What does this mean? Flaxseed oil has anti-ulcer activity which can protect from gastric side effects caused by painkillers.
5. It can reduce complications associated with arthritis
Individuals with arthritis or other inflammatory conditions are at twice the risk of developing heart diseases than normal counterparts.
Bloedon et. al report that flaxseed oil is beneficial in reducing cardiovascular risk by virtue of its omega 3 fatty acid content and fibre content.
It reduces cholesterol levels, reduces inflammation and also prevents abnormal blood sugar elevations.
Flaxseed is beneficial in metabolic syndrome.
A human study reports that milled flaxseed with lifestyle changes decreased the prevalence of metabolic syndrome by 82% and reversed central obesity by 36% in the study population.
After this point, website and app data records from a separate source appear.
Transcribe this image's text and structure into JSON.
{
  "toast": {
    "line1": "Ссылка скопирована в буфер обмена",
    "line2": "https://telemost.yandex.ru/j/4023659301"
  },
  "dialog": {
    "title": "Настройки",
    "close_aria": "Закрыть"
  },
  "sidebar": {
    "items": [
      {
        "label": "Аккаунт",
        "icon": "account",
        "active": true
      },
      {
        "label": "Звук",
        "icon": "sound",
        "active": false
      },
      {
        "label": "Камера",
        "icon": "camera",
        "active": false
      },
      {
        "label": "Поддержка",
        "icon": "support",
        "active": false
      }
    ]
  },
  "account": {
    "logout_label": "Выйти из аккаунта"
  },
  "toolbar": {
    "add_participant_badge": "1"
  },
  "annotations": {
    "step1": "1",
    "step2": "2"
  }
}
Sjogren’s syndrome is an autoimmune condition characterized by dryness of eyes and generally diagnosed in individuals suffering from other autoimmune conditions such as rheumatoid arthritis.
A clinical trial was conducted where individuals suffering from Sjogren’s syndrome associated with lupus and rheumatoid arthritis were supplemented with flaxseed oil.
Group 1 received 1gm/day, group 2 received 2g/day and group 3 received placebo.
The study lasted for 6 months. It was that the groups receiving flaxseed experienced reduction in eye inflammation and Sjogren’s syndrome.
What does this mean? Flaxseed oil supplementation reduces obesity, metabolic syndrome and there by reduces risks of heart diseases. It also benefits in autoimmune conditions associated with arthritis like Sjogren's syndrome.
Is Flaxseed Oil really Effective In Arthritis?
The only study that evaluates the effectiveness of flaxseed oil in arthritis is by Nordstrom et. al in 1995.
Nordstrom et. al report that ALA from flaxseed oil does not have beneficial effect on rheumatoid arthritis symptoms despite of increase in ALA in treatment group.
The possible explanation for this well explained by Harvard Health.
1 tablespoon of flaxseed oil provides 7g of alpha-linolenic acid (ALA) making it the richest source of ALA.
But the problem is that this ALA is not efficiently converted to EPA and DHA- omega 3 fatty acids found in fish oil. So 1 tablespoon of flaxseed oil is worth to 700mg EPA and DHA.
How to take Flaxseed/ Flaxseed oil for Arthritis?
You can consume flaxseed tea. Soak uncrushed flaxseed in water for 30 minutes. Remove the seeds and warm the water before consumption.
Flaxseed drink can be prepared by mixing 1 tsp of flaxseed powder in hot water. Brew and drain it and consume 1 cup a day.
Mix 10g of flaxseed flour in honey and consume this paste. Around 30-40g of this paste should provide relief in inflammatory conditions.
How much Flaxseed oil to take in Arthritis?
Flaxseed oil are marketed as liquid or capsules.
If used in liquid form the recommended dose is 15ml. Consult a health practitioner prior to taking flaxseed supplements.
Flaxseed oil may have drug interactions with painkillers like paracetamol and ketoprofen.
Avoid taking flaxseed oil at the same time when taking other medications since it slows down absorption.
Flaxseed oil is to be avoided if consuming blood thinning medications, blood sugar lowering drugs, steroids, cholesterol-lowering drugs, and NSAIDs.
Flaxseed oil is rich source of omega 3 fatty acids which are proven beneficial in arthritis and reducing inflammation.
Due to reduced conversion of these fatty acids to useful biomolecules which could limit inflammation, it is possible that no human clinical trial proves flaxseed oil’s efficacy in arthritis.
However many other research studies prove flaxseed oil’s anti-inflammatory action and it can also help in treating risk factors and complications associated with arthritis.
Including flaxseed oil in diet is still a great option due to its many health benefits.